As we saw in part 1 of this series, it is tough to make alternative electric sources economical when you are trying to operate a completely independent system. Usually the only time people install such systems is when the normal electric service is not available.
Utilizing alternative energy sources as a supplement to your normal electric service is a very different world. Renewable energy sources that operate in parallel with the utility can be very economical. In these systems, the goal of the alternative energy source is to reduce expenses.
All parallel system designs must be approved by the electric utility before installation. Some utilities require the customer to install sophisticated and expensive protection systems for parallel operation. I understand that some utilities do not allow parallel operation.
In most parallel systems involving alternative energy sources like solar and wind, the interface between the utility source and the customer’s source is usually an inverter designed for parallel operation. Solar voltaic cells and most small windmills produce low voltage dc power.
The inverter converts the low voltage dc to the utility 60 Hz. ac service voltage. For residential customers, some utilities allow the kWh meter on the side of the customer’s house to run backwards when the customer is selling excess power to the utility as long as the customer usage each month is more than they sell. The utility wants to send out a bill not a check. This is the best situation for the customer because every kWh he generates is worth what the customer pays for energy.
Some utilities install separate meters, one to measure how much energy the customer purchased and one to measure how much energy the customer sold. In this case, the meters are modified so they will not operate backwards and the utility usually purchases energy from the customer at a rate well below that which the customer is paying to buy energy. The utility usually purchases energy from the customer at the same rate they pay large generating companies for energy.
To protect the utility linemen from shock and other customers’ equipment from damage, most utilities require customers with their own generation automatically to disconnect from the utility source any time the utility source is lost. This is where the sophisticated relaying comes in.
In some states, alternative energy systems can be economical because of the tax credits or state grants available to people and companies who install such systems.
I understand that California offers the greatest benefits. Massachusetts and Delaware are examples of states where grants are available up to fifty percent of the cost of the installation. Contact your state energy office to see what incentives are available in your state. Hundreds of homeowners and companies all over the U.S. are taking advantage of the grants and tax incentives.
According to an IEEE Spectrum magazine October 2007 article, “The Greening of Google,” the largest corporate installation of solar panels in North America is a Google office complex in California. The Google solar voltaic array will produce 1.6 million watts of electricity by the end of this year. More than nine thousand (9,509) parallel solar systems (101 million watts) were installed in the U.S. in 2006. Seventy percent of these systems where installed in California. Experts estimate that a solar installation costs between $3 and $5 per watt in California and between $6 and $10 per watt in the rest of the country.
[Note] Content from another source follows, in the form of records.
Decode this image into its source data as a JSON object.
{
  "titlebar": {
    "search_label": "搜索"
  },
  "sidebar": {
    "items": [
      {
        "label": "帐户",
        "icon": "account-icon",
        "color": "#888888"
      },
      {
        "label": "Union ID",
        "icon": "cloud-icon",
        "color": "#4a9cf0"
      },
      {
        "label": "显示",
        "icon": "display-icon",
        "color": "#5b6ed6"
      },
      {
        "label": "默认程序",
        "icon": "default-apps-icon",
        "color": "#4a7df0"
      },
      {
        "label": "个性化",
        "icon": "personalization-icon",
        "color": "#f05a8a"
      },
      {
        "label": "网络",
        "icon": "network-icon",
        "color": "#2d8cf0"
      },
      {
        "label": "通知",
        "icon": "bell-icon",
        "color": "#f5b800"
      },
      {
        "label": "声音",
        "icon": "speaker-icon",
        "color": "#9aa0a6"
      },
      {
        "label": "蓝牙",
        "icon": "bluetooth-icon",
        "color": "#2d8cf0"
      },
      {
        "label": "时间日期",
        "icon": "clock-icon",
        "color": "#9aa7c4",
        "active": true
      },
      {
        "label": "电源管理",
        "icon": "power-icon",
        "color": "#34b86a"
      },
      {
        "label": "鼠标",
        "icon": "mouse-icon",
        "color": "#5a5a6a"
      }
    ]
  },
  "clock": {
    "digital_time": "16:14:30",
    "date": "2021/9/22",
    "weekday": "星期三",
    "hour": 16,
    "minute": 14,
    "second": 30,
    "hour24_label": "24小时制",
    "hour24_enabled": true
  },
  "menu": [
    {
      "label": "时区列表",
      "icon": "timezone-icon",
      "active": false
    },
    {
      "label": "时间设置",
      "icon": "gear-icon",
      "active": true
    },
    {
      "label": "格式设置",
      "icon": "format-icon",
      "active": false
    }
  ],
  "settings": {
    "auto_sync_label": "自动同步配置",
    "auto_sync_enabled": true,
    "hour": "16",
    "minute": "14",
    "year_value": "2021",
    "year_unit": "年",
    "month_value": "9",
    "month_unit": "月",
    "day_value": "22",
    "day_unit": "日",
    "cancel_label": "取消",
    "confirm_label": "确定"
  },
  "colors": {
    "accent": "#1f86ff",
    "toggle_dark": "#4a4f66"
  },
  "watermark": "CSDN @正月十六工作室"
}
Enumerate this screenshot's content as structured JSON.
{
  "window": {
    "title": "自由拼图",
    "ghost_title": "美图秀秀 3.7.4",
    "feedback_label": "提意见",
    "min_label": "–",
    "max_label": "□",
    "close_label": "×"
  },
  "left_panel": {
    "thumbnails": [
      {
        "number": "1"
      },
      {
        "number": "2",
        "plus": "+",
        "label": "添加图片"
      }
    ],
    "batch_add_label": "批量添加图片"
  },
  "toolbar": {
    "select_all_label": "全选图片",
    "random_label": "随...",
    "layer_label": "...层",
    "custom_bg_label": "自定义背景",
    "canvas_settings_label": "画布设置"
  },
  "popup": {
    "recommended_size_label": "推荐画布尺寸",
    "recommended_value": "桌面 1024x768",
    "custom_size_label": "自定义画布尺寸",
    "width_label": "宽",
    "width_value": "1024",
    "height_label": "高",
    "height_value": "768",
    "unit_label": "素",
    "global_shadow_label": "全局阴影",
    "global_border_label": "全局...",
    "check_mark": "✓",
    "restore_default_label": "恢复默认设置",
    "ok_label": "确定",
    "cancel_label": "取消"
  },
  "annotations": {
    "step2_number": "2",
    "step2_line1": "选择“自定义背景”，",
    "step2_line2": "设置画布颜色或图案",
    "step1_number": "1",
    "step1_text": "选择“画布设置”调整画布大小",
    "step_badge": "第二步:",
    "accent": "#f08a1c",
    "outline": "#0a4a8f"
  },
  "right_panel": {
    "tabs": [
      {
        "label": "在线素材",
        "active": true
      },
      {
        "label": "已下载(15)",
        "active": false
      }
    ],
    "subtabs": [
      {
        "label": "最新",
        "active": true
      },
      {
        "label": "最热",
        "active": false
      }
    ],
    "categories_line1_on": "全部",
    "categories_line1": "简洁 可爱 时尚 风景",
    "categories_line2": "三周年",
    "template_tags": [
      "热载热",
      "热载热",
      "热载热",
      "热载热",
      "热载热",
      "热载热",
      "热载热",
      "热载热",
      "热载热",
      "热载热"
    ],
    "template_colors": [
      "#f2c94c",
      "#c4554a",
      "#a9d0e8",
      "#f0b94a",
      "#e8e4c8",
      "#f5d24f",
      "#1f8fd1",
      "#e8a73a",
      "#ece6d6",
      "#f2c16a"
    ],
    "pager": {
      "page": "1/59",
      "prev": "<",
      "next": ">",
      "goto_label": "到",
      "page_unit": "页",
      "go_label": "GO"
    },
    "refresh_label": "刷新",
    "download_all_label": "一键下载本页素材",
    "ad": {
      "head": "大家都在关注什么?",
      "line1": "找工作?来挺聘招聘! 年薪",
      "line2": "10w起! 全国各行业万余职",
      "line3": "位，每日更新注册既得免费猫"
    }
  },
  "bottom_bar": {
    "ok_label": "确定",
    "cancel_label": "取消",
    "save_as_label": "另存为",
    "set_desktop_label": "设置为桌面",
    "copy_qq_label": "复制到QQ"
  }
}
Electrical contractors all over the country are now offering installation of solar systems for homes and businesses. One contractor in my area works with the utility, installs a completely automatic system and even fills out the paperwork for the owner to get the grant from the state. All the customer has to do is sign the contract and write out a check. In some states, there are companies who will install and maintain solar panels on your roof for free. All you do is sign a 15-year contract to purchase the energy from the solar panels at a fixed rate, which is less than what you are presently paying for energy from your local utility.
We need to encourage our state governments to create tax credits and/or state grants like California, New Jersey, Massachusetts and Delaware to promote alternative energy generation and conservation. In Germany, homeowners are paying 35 cents per kWh for electric energy. For the next twenty years, the German government promises to pay fifty cents per kWh for energy produced by homeowners and companies who install solar and wind generators. There are farmers in Germany who have covered their fields with solar panels. They are now solar farmers. Most of them make more money as a solar farmer than they ever did as a crop or cattle farmer. Most houses in Germany have solar panels on their roofs and more importantly, the whole country is reducing air pollution and rapidly becoming less dependant on coal, oil, gas and nuclear. For more information, see the NOVA special Solar Energy, Saved by the Sun.